---------- Source material ----------

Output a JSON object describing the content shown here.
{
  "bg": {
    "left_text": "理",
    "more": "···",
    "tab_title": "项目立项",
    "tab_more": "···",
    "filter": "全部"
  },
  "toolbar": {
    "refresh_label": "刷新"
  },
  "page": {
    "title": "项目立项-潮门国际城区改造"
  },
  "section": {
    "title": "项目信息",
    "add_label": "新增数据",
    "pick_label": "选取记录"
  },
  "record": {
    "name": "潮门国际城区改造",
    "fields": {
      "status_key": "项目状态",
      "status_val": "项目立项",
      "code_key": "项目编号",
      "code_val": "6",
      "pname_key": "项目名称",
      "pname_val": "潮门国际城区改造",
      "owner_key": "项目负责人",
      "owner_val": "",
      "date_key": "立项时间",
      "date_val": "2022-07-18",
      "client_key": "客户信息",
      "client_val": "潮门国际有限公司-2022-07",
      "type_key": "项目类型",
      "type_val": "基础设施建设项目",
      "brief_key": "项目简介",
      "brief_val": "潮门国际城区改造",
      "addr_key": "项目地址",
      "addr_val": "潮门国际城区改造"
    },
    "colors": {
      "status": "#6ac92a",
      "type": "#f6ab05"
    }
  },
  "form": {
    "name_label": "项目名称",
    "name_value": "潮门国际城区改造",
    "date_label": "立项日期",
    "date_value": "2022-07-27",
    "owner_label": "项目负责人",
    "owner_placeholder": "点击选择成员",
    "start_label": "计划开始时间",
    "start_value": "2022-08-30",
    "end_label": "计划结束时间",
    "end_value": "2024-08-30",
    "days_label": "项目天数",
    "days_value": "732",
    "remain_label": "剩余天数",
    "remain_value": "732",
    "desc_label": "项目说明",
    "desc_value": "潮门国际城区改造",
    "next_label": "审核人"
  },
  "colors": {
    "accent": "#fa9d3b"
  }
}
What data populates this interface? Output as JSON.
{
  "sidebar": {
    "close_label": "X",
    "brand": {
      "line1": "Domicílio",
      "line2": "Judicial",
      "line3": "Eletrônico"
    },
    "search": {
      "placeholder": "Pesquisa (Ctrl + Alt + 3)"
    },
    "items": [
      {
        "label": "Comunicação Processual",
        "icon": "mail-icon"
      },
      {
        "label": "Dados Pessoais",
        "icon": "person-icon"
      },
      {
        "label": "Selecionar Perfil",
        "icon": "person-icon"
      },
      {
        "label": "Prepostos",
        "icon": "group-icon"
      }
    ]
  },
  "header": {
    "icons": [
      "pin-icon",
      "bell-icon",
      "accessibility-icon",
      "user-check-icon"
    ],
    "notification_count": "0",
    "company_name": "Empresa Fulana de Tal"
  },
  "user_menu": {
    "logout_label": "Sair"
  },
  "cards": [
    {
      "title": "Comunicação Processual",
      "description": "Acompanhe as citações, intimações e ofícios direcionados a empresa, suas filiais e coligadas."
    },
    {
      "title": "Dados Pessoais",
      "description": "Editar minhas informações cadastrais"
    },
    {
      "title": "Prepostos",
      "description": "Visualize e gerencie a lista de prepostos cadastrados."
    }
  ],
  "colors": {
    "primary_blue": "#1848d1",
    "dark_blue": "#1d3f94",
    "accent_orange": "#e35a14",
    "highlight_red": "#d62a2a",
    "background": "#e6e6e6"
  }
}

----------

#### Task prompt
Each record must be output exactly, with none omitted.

#### Reply to the exercise
Output a JSON object describing the content shown here.
{
  "bg": {
    "left_text": "理",
    "more": "···",
    "tab_title": "项目立项",
    "tab_more": "···",
    "filter": "全部"
  },
  "toolbar": {
    "refresh_label": "刷新"
  },
  "page": {
    "title": "项目立项-潮门国际城区改造"
  },
  "section": {
    "title": "项目信息",
    "add_label": "新增数据",
    "pick_label": "选取记录"
  },
  "record": {
    "name": "潮门国际城区改造",
    "fields": {
      "status_key": "项目状态",
      "status_val": "项目立项",
      "code_key": "项目编号",
      "code_val": "6",
      "pname_key": "项目名称",
      "pname_val": "潮门国际城区改造",
      "owner_key": "项目负责人",
      "owner_val": "",
      "date_key": "立项时间",
      "date_val": "2022-07-18",
      "client_key": "客户信息",
      "client_val": "潮门国际有限公司-2022-07",
      "type_key": "项目类型",
      "type_val": "基础设施建设项目",
      "brief_key": "项目简介",
      "brief_val": "潮门国际城区改造",
      "addr_key": "项目地址",
      "addr_val": "潮门国际城区改造"
    },
    "colors": {
      "status": "#6ac92a",
      "type": "#f6ab05"
    }
  },
  "form": {
    "name_label": "项目名称",
    "name_value": "潮门国际城区改造",
    "date_label": "立项日期",
    "date_value": "2022-07-27",
    "owner_label": "项目负责人",
    "owner_placeholder": "点击选择成员",
    "start_label": "计划开始时间",
    "start_value": "2022-08-30",
    "end_label": "计划结束时间",
    "end_value": "2024-08-30",
    "days_label": "项目天数",
    "days_value": "732",
    "remain_label": "剩余天数",
    "remain_value": "732",
    "desc_label": "项目说明",
    "desc_value": "潮门国际城区改造",
    "next_label": "审核人"
  },
  "colors": {
    "accent": "#fa9d3b"
  }
}
What data populates this interface? Output as JSON.
{
  "sidebar": {
    "close_label": "X",
    "brand": {
      "line1": "Domicílio",
      "line2": "Judicial",
      "line3": "Eletrônico"
    },
    "search": {
      "placeholder": "Pesquisa (Ctrl + Alt + 3)"
    },
    "items": [
      {
        "label": "Comunicação Processual",
        "icon": "mail-icon"
      },
      {
        "label": "Dados Pessoais",
        "icon": "person-icon"
      },
      {
        "label": "Selecionar Perfil",
        "icon": "person-icon"
      },
      {
        "label": "Prepostos",
        "icon": "group-icon"
      }
    ]
  },
  "header": {
    "icons": [
      "pin-icon",
      "bell-icon",
      "accessibility-icon",
      "user-check-icon"
    ],
    "notification_count": "0",
    "company_name": "Empresa Fulana de Tal"
  },
  "user_menu": {
    "logout_label": "Sair"
  },
  "cards": [
    {
      "title": "Comunicação Processual",
      "description": "Acompanhe as citações, intimações e ofícios direcionados a empresa, suas filiais e coligadas."
    },
    {
      "title": "Dados Pessoais",
      "description": "Editar minhas informações cadastrais"
    },
    {
      "title": "Prepostos",
      "description": "Visualize e gerencie a lista de prepostos cadastrados."
    }
  ],
  "colors": {
    "primary_blue": "#1848d1",
    "dark_blue": "#1d3f94",
    "accent_orange": "#e35a14",
    "highlight_red": "#d62a2a",
    "background": "#e6e6e6"
  }
}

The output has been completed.